═══ Source material

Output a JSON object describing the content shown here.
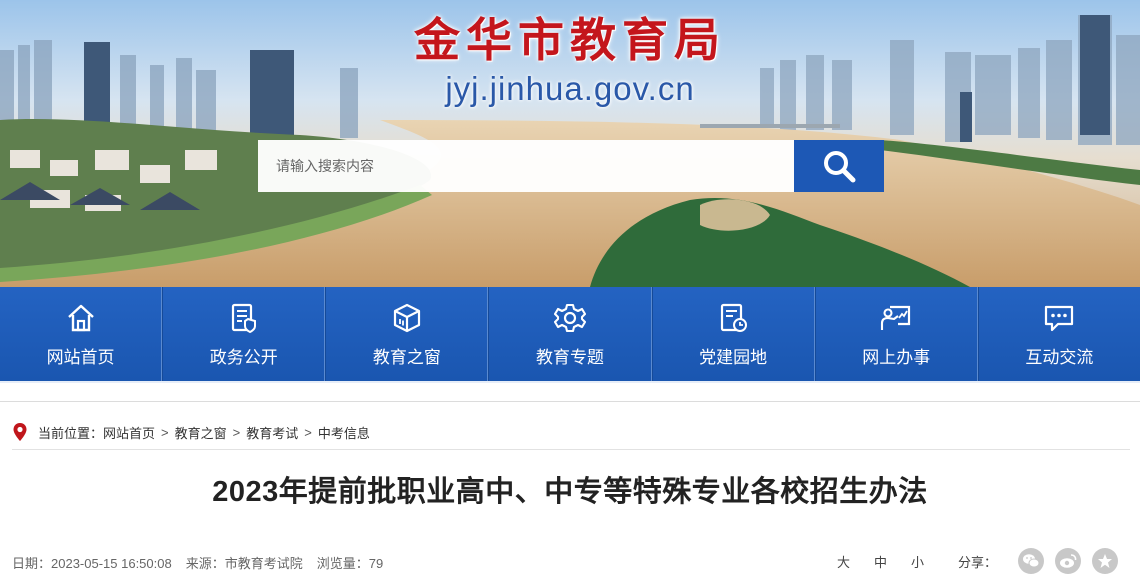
{
  "header": {
    "site_title": "金华市教育局",
    "site_domain": "jyj.jinhua.gov.cn"
  },
  "search": {
    "placeholder": "请输入搜索内容",
    "button_icon": "search-icon"
  },
  "nav": {
    "items": [
      {
        "label": "网站首页",
        "icon": "home-icon"
      },
      {
        "label": "政务公开",
        "icon": "document-shield-icon"
      },
      {
        "label": "教育之窗",
        "icon": "box-icon"
      },
      {
        "label": "教育专题",
        "icon": "gear-icon"
      },
      {
        "label": "党建园地",
        "icon": "document-clock-icon"
      },
      {
        "label": "网上办事",
        "icon": "presentation-icon"
      },
      {
        "label": "互动交流",
        "icon": "chat-icon"
      }
    ]
  },
  "breadcrumb": {
    "prefix": "当前位置：",
    "items": [
      "网站首页",
      "教育之窗",
      "教育考试",
      "中考信息"
    ],
    "separator": ">"
  },
  "article": {
    "title": "2023年提前批职业高中、中专等特殊专业各校招生办法",
    "date": "日期：2023-05-15 16:50:08",
    "source": "来源：市教育考试院",
    "views": "浏览量：79"
  },
  "tools": {
    "size_large": "大",
    "size_medium": "中",
    "size_small": "小",
    "share_label": "分享：",
    "share_icons": [
      "wechat-icon",
      "weibo-icon",
      "favorite-icon"
    ]
  },
  "colors": {
    "title_red": "#c4161c",
    "domain_blue": "#2a58a8",
    "nav_blue": "#1c5ab7",
    "location_pin": "#c0161c"
  }
}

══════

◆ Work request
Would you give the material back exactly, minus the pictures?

◆ Your response
Output a JSON object describing the content shown here.
{
  "header": {
    "site_title": "金华市教育局",
    "site_domain": "jyj.jinhua.gov.cn"
  },
  "search": {
    "placeholder": "请输入搜索内容",
    "button_icon": "search-icon"
  },
  "nav": {
    "items": [
      {
        "label": "网站首页",
        "icon": "home-icon"
      },
      {
        "label": "政务公开",
        "icon": "document-shield-icon"
      },
      {
        "label": "教育之窗",
        "icon": "box-icon"
      },
      {
        "label": "教育专题",
        "icon": "gear-icon"
      },
      {
        "label": "党建园地",
        "icon": "document-clock-icon"
      },
      {
        "label": "网上办事",
        "icon": "presentation-icon"
      },
      {
        "label": "互动交流",
        "icon": "chat-icon"
      }
    ]
  },
  "breadcrumb": {
    "prefix": "当前位置：",
    "items": [
      "网站首页",
      "教育之窗",
      "教育考试",
      "中考信息"
    ],
    "separator": ">"
  },
  "article": {
    "title": "2023年提前批职业高中、中专等特殊专业各校招生办法",
    "date": "日期：2023-05-15 16:50:08",
    "source": "来源：市教育考试院",
    "views": "浏览量：79"
  },
  "tools": {
    "size_large": "大",
    "size_medium": "中",
    "size_small": "小",
    "share_label": "分享：",
    "share_icons": [
      "wechat-icon",
      "weibo-icon",
      "favorite-icon"
    ]
  },
  "colors": {
    "title_red": "#c4161c",
    "domain_blue": "#2a58a8",
    "nav_blue": "#1c5ab7",
    "location_pin": "#c0161c"
  }
}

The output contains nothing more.